Reason: 

"Levee's"? how I do wish you could come first — The ladies here seem
to think it will be a dreadful affair for me to entertain company
without any other lady – I do not know but I shall be obliged
to hire some one for the occasion – I can think of no one I want
but you or Mrs Cary
Birth: 1787-08-11 Death: 1863-06-22
– if there is any prospect of your coming
I will defer these affairs and think I shall at all events until
the dinners are over at least the greater part of them — I never
remember colder weather than we have had this winter – The
applications for assistance increase daily – there must be a
great amount of suffering — Your "boy" disclaims any dimin-
ution of or division of the great admiration and affection
which he has so often expressed for yourself – The idea was
very preposterous that So so uninteresting a personage as I
could supersede one so much more attractive – We have
great pleasure in reading your letters together (that is when
I choose to show them) – He has not yet fallen in love with Miss
Thompson
Unknown
– I am not inclined to think he will – she seems
an amiable
Worthy of love; deserving of affection; lovely; loveable • Pretending or showing love •
little girl but I should not think with sufficient
strength of character to interest one of taste and feelings so mature
as his – I have seen her but twice – at the soiree she appeared

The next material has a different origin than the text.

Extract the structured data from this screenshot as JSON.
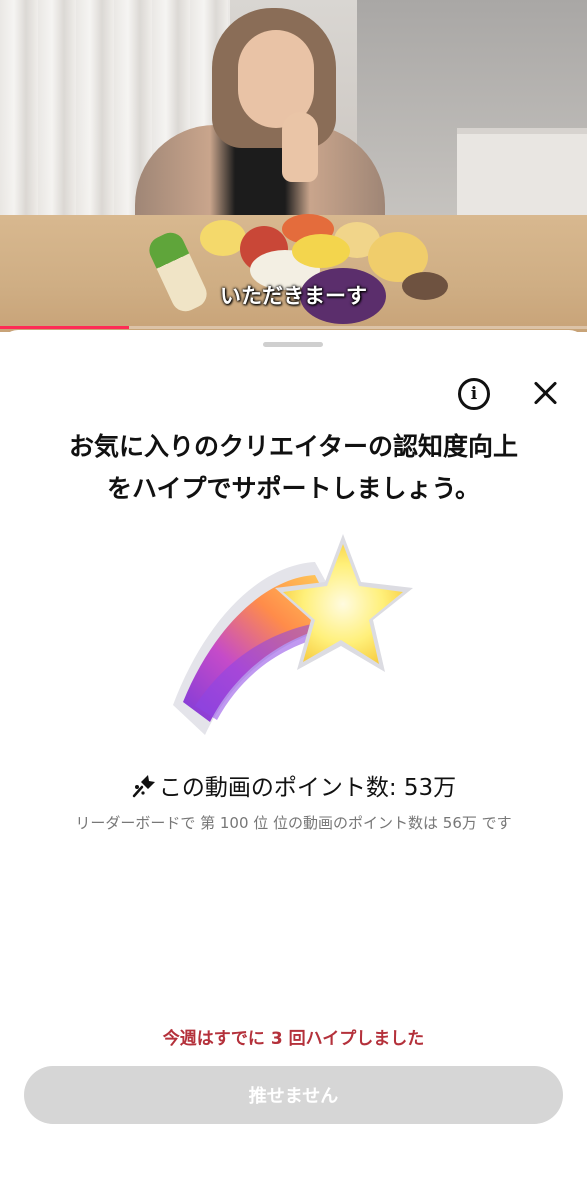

not so well as when she called – a little embarrassed perhaps, but I
can judge more fairly next time.